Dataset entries
**********

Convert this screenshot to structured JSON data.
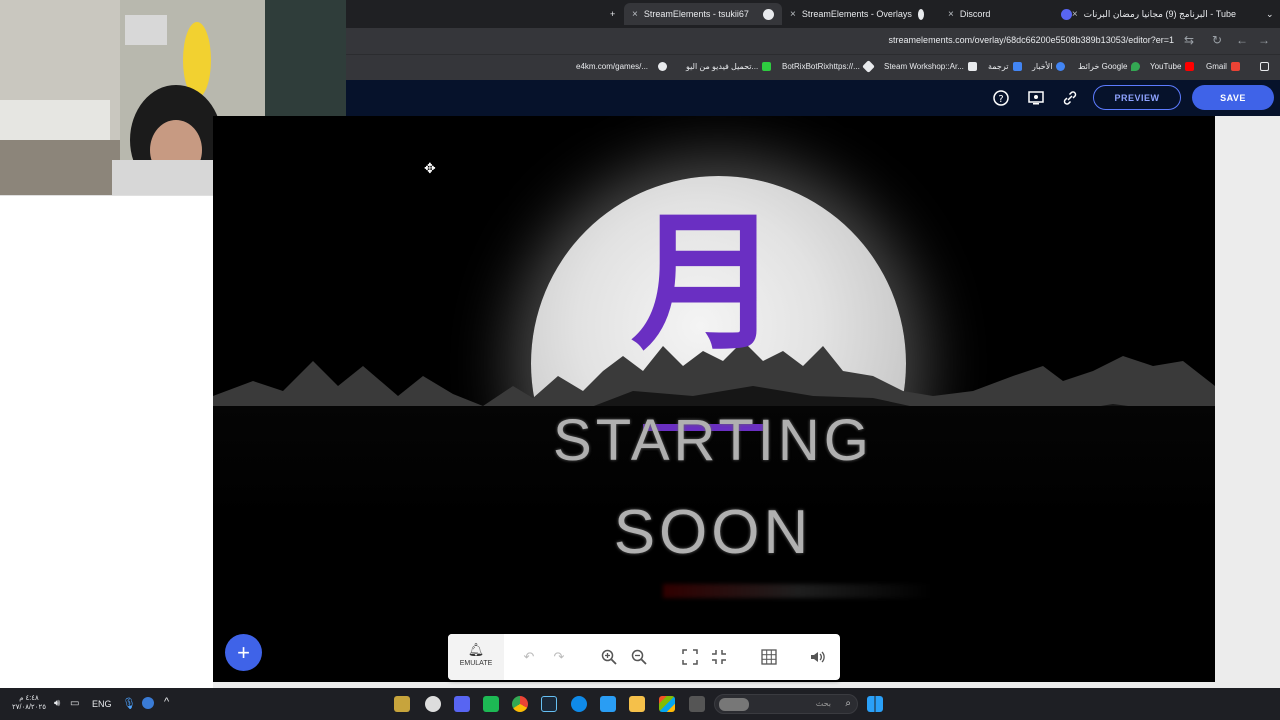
{
  "browser": {
    "tabs": [
      {
        "label": "StreamElements - tsukii67",
        "active": true
      },
      {
        "label": "StreamElements - Overlays",
        "active": false
      },
      {
        "label": "Discord",
        "active": false
      },
      {
        "label": "Tube - البرنامج (9) مجانيا رمضان البرنات",
        "active": false
      }
    ],
    "new_tab": "+",
    "url": "streamelements.com/overlay/68dc66200e5508b389b13053/editor?er=1",
    "bookmarks": [
      {
        "label": "e4km.com/games/...",
        "color": "#888888"
      },
      {
        "label": "تحميل فيديو من اليو...",
        "color": "#e8eaed"
      },
      {
        "label": "BotRixBotRixhttps://...",
        "color": "#2ecc40"
      },
      {
        "label": "Steam Workshop::Ar...",
        "color": "#e8eaed"
      },
      {
        "label": "ترجمة",
        "color": "#4285f4"
      },
      {
        "label": "الأخبار",
        "color": "#4285f4"
      },
      {
        "label": "خرائط Google",
        "color": "#34a853"
      },
      {
        "label": "YouTube",
        "color": "#ff0000"
      },
      {
        "label": "Gmail",
        "color": "#ea4335"
      }
    ]
  },
  "editor": {
    "preview_label": "PREVIEW",
    "save_label": "SAVE",
    "emulate_label": "EMULATE",
    "add_label": "+"
  },
  "overlay": {
    "kanji": "月",
    "line1": "STARTING",
    "line2": "SOON"
  },
  "taskbar": {
    "lang": "ENG",
    "time": "٤:٤٨ م",
    "date": "٢٧/٠٨/٢٠٢٥",
    "search_placeholder": "بحث"
  },
  "colors": {
    "accent": "#3f63e8",
    "kanji": "#6a2fc2",
    "header": "#06122b"
  }
}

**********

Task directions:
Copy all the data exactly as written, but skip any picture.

Output for this task:
Convert this screenshot to structured JSON data.
{
  "browser": {
    "tabs": [
      {
        "label": "StreamElements - tsukii67",
        "active": true
      },
      {
        "label": "StreamElements - Overlays",
        "active": false
      },
      {
        "label": "Discord",
        "active": false
      },
      {
        "label": "Tube - البرنامج (9) مجانيا رمضان البرنات",
        "active": false
      }
    ],
    "new_tab": "+",
    "url": "streamelements.com/overlay/68dc66200e5508b389b13053/editor?er=1",
    "bookmarks": [
      {
        "label": "e4km.com/games/...",
        "color": "#888888"
      },
      {
        "label": "تحميل فيديو من اليو...",
        "color": "#e8eaed"
      },
      {
        "label": "BotRixBotRixhttps://...",
        "color": "#2ecc40"
      },
      {
        "label": "Steam Workshop::Ar...",
        "color": "#e8eaed"
      },
      {
        "label": "ترجمة",
        "color": "#4285f4"
      },
      {
        "label": "الأخبار",
        "color": "#4285f4"
      },
      {
        "label": "خرائط Google",
        "color": "#34a853"
      },
      {
        "label": "YouTube",
        "color": "#ff0000"
      },
      {
        "label": "Gmail",
        "color": "#ea4335"
      }
    ]
  },
  "editor": {
    "preview_label": "PREVIEW",
    "save_label": "SAVE",
    "emulate_label": "EMULATE",
    "add_label": "+"
  },
  "overlay": {
    "kanji": "月",
    "line1": "STARTING",
    "line2": "SOON"
  },
  "taskbar": {
    "lang": "ENG",
    "time": "٤:٤٨ م",
    "date": "٢٧/٠٨/٢٠٢٥",
    "search_placeholder": "بحث"
  },
  "colors": {
    "accent": "#3f63e8",
    "kanji": "#6a2fc2",
    "header": "#06122b"
  }
}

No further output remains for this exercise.